*** Opening of EXERCISE INPUTS ***
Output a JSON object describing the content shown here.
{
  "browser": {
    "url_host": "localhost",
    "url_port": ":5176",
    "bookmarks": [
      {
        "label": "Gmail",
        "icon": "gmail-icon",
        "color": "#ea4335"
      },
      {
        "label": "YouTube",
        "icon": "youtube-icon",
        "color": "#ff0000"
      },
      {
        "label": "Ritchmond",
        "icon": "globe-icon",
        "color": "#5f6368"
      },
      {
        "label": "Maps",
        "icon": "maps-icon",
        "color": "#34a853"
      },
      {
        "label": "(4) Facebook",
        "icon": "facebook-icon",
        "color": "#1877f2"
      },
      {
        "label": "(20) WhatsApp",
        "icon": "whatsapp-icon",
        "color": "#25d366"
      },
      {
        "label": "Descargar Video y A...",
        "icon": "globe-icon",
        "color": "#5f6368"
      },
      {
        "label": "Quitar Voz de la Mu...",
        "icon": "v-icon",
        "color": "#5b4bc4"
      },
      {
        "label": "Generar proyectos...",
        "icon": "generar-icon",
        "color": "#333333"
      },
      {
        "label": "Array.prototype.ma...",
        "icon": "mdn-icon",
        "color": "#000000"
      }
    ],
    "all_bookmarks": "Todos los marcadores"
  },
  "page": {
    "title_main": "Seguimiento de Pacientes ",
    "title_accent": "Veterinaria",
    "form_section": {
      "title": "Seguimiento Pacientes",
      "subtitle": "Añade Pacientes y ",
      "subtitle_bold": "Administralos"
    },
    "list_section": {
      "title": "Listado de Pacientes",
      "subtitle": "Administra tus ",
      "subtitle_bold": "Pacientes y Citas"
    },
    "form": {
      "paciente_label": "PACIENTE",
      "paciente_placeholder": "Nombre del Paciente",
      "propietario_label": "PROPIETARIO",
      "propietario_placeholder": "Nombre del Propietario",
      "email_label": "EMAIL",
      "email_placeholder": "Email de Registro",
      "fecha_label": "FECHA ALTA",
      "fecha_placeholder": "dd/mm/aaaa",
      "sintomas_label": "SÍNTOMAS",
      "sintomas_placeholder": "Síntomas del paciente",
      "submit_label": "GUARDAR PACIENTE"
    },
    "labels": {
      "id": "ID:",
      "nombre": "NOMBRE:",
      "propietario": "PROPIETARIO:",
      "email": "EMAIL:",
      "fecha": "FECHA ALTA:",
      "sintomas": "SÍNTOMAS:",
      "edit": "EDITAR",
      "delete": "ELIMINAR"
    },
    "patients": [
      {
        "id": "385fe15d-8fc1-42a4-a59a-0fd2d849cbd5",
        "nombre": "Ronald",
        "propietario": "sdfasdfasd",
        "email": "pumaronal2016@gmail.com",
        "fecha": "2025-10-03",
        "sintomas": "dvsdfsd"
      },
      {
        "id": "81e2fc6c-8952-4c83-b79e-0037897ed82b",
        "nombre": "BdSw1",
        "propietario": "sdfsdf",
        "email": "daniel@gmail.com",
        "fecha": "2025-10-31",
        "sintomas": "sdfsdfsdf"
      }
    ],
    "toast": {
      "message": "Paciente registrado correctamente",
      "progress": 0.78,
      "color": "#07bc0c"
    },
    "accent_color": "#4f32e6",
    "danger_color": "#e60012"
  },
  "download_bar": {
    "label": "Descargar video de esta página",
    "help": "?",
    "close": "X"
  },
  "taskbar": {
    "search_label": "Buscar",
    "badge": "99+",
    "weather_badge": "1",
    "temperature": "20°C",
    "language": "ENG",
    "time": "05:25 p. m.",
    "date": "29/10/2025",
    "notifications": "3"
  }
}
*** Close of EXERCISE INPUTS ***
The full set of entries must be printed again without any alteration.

◆ SOLUTION FOR THIS TASK
Output a JSON object describing the content shown here.
{
  "browser": {
    "url_host": "localhost",
    "url_port": ":5176",
    "bookmarks": [
      {
        "label": "Gmail",
        "icon": "gmail-icon",
        "color": "#ea4335"
      },
      {
        "label": "YouTube",
        "icon": "youtube-icon",
        "color": "#ff0000"
      },
      {
        "label": "Ritchmond",
        "icon": "globe-icon",
        "color": "#5f6368"
      },
      {
        "label": "Maps",
        "icon": "maps-icon",
        "color": "#34a853"
      },
      {
        "label": "(4) Facebook",
        "icon": "facebook-icon",
        "color": "#1877f2"
      },
      {
        "label": "(20) WhatsApp",
        "icon": "whatsapp-icon",
        "color": "#25d366"
      },
      {
        "label": "Descargar Video y A...",
        "icon": "globe-icon",
        "color": "#5f6368"
      },
      {
        "label": "Quitar Voz de la Mu...",
        "icon": "v-icon",
        "color": "#5b4bc4"
      },
      {
        "label": "Generar proyectos...",
        "icon": "generar-icon",
        "color": "#333333"
      },
      {
        "label": "Array.prototype.ma...",
        "icon": "mdn-icon",
        "color": "#000000"
      }
    ],
    "all_bookmarks": "Todos los marcadores"
  },
  "page": {
    "title_main": "Seguimiento de Pacientes ",
    "title_accent": "Veterinaria",
    "form_section": {
      "title": "Seguimiento Pacientes",
      "subtitle": "Añade Pacientes y ",
      "subtitle_bold": "Administralos"
    },
    "list_section": {
      "title": "Listado de Pacientes",
      "subtitle": "Administra tus ",
      "subtitle_bold": "Pacientes y Citas"
    },
    "form": {
      "paciente_label": "PACIENTE",
      "paciente_placeholder": "Nombre del Paciente",
      "propietario_label": "PROPIETARIO",
      "propietario_placeholder": "Nombre del Propietario",
      "email_label": "EMAIL",
      "email_placeholder": "Email de Registro",
      "fecha_label": "FECHA ALTA",
      "fecha_placeholder": "dd/mm/aaaa",
      "sintomas_label": "SÍNTOMAS",
      "sintomas_placeholder": "Síntomas del paciente",
      "submit_label": "GUARDAR PACIENTE"
    },
    "labels": {
      "id": "ID:",
      "nombre": "NOMBRE:",
      "propietario": "PROPIETARIO:",
      "email": "EMAIL:",
      "fecha": "FECHA ALTA:",
      "sintomas": "SÍNTOMAS:",
      "edit": "EDITAR",
      "delete": "ELIMINAR"
    },
    "patients": [
      {
        "id": "385fe15d-8fc1-42a4-a59a-0fd2d849cbd5",
        "nombre": "Ronald",
        "propietario": "sdfasdfasd",
        "email": "pumaronal2016@gmail.com",
        "fecha": "2025-10-03",
        "sintomas": "dvsdfsd"
      },
      {
        "id": "81e2fc6c-8952-4c83-b79e-0037897ed82b",
        "nombre": "BdSw1",
        "propietario": "sdfsdf",
        "email": "daniel@gmail.com",
        "fecha": "2025-10-31",
        "sintomas": "sdfsdfsdf"
      }
    ],
    "toast": {
      "message": "Paciente registrado correctamente",
      "progress": 0.78,
      "color": "#07bc0c"
    },
    "accent_color": "#4f32e6",
    "danger_color": "#e60012"
  },
  "download_bar": {
    "label": "Descargar video de esta página",
    "help": "?",
    "close": "X"
  },
  "taskbar": {
    "search_label": "Buscar",
    "badge": "99+",
    "weather_badge": "1",
    "temperature": "20°C",
    "language": "ENG",
    "time": "05:25 p. m.",
    "date": "29/10/2025",
    "notifications": "3"
  }
}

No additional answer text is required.